Art Wright, a Honda and Acura dealer in Lehigh Valley, Pa., welcomes the changes, saying, “We had been going nowhere under the previous construction.”

Wright describes the present Acura identity as “schizophrenic.” The MDX and RDX crossovers are sizzling sellers that often conquest the German brands and Lexus. But the sedans get no traction against other luxury brands. He holds out hope that this summer’;s crucial launch of the TLX, an Accord sibling that replaces both the TSX and TL sedans, will provide a bit more allure.

Mendel isn’;t going to dispute the criticisms produced by Wright and others of Acura’;s inconsistency.

“We want focused assets and a committed organization [for Acura], to not get ‘averaged out’; when you assess it to the Honda brand,” Mendel mentioned. “There is a lot of recognition that Acura must be and can be a a lot stronger brand.”

Mike Accavitti, the brand’;s new basic manager, confidently sees the future Acura “as becoming each and every bit a luxury brand as the Germans or the other Japanese or the domestics.”

Acura will have to move quickly to get there.
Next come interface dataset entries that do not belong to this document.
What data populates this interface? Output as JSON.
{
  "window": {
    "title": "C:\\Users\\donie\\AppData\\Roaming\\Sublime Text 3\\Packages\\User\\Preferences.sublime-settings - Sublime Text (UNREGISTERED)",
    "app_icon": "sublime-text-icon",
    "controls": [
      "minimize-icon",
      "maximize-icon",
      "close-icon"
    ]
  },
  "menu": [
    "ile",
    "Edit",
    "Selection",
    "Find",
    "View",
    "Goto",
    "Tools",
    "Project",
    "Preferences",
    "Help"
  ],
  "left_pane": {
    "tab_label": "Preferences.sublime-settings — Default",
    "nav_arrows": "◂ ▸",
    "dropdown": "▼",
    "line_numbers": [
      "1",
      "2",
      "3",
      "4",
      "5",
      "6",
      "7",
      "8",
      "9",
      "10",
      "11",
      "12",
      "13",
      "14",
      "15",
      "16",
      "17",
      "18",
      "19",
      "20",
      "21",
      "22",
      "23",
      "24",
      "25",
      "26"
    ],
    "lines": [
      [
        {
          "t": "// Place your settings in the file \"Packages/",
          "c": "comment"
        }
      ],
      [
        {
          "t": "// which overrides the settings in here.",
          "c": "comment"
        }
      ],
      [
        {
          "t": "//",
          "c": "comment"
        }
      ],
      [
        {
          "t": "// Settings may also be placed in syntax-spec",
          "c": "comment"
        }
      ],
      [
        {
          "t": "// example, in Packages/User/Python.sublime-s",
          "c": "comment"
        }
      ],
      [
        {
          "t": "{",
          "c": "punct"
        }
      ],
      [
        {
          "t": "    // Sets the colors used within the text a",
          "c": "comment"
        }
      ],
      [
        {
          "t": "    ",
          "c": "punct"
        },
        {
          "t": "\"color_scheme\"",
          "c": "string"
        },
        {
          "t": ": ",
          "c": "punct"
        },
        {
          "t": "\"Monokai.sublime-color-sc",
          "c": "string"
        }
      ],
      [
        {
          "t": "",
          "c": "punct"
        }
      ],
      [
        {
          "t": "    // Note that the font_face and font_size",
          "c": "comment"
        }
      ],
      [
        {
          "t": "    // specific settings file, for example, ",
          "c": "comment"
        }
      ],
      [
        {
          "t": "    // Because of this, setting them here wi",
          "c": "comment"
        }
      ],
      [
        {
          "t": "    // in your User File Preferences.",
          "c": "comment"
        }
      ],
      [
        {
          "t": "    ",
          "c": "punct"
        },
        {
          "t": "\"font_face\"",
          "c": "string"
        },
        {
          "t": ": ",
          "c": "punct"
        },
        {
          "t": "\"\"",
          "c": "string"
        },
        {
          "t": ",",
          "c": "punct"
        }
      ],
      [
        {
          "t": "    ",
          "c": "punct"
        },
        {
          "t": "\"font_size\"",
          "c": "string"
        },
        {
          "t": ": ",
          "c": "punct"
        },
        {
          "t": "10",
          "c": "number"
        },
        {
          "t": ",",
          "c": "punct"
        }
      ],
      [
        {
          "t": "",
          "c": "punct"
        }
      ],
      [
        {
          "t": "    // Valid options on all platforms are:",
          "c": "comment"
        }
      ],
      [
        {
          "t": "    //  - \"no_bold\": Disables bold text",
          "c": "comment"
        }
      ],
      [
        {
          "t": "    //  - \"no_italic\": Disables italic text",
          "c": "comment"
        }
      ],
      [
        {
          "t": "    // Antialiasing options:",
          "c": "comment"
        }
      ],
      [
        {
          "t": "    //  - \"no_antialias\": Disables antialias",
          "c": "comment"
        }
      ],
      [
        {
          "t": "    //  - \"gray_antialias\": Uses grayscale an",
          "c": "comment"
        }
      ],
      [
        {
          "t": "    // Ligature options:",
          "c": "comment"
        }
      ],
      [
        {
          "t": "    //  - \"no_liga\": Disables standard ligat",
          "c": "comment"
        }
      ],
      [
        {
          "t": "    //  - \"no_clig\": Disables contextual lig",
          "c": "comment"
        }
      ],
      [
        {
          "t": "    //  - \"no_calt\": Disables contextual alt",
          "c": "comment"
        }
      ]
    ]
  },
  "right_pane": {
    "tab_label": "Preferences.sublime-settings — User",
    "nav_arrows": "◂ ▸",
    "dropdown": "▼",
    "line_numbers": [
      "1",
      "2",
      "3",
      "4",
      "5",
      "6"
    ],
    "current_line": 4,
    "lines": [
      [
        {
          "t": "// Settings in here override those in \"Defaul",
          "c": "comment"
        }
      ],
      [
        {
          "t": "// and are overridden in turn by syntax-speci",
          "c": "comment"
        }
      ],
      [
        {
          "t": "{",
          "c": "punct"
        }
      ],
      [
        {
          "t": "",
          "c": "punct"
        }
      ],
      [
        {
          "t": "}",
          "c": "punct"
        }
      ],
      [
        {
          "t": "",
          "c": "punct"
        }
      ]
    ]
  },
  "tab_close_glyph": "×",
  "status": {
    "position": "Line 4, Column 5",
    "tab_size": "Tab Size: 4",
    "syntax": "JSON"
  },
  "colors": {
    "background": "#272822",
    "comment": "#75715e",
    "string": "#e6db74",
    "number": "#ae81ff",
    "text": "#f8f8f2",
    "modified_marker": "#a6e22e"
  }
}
Most luxury nameplates that borrow mass-market place underpinnings take care to hide their mainstream roots. And while the redesigned RDX has a V-6 under the hood — instead of its Honda CR-V sibling’;s inline-4 — Acura saved money by shelving the RDX’;s Super-Dealing with All-Wheel Drive method for the CR-V’;s more pedestrian technique.

And when comparing the ILX compact sedan with its Civic cousin, AutoPacific’;s Sullivan carps: “The ILX has a hollow-door sound, and the door handle feels like it is going to break off. This is not luxury-automobile quality.”

For all the pounding Acura requires from critics, empirical information demonstrate a lot of potential for the brand on the flip side of its weaknesses. For instance, far more luxury-automobile owners are considering purchasing Acuras following than Infinitis or Lincolns — 31 % vs. 24 and 16 %, respectively — according to AutoPacific data. Still, the German brand names, Lexus and Cadillac have considerably higher intention prices.

And even though Acura has a substantial conquest fee of luring folks out of their nonpremium vehicles, it also loses a disproportionate sum of customers back to the mainstream.

“There is no way the sizzling chick in This Is forty would be driving an Acura,” Sullivan explained, referring to the movie whose lead characters personal a Lexus and a BMW. “It is not the brand you believe of when you think of luxury. It is the one you move into when you are relaxed with your Accord.”

You can reach Mark Rechtin at mrechtin@crain.com. — Adhere to Mark on
Twitter

Leave a Reply

Your email address will not be published. Required fields are marked *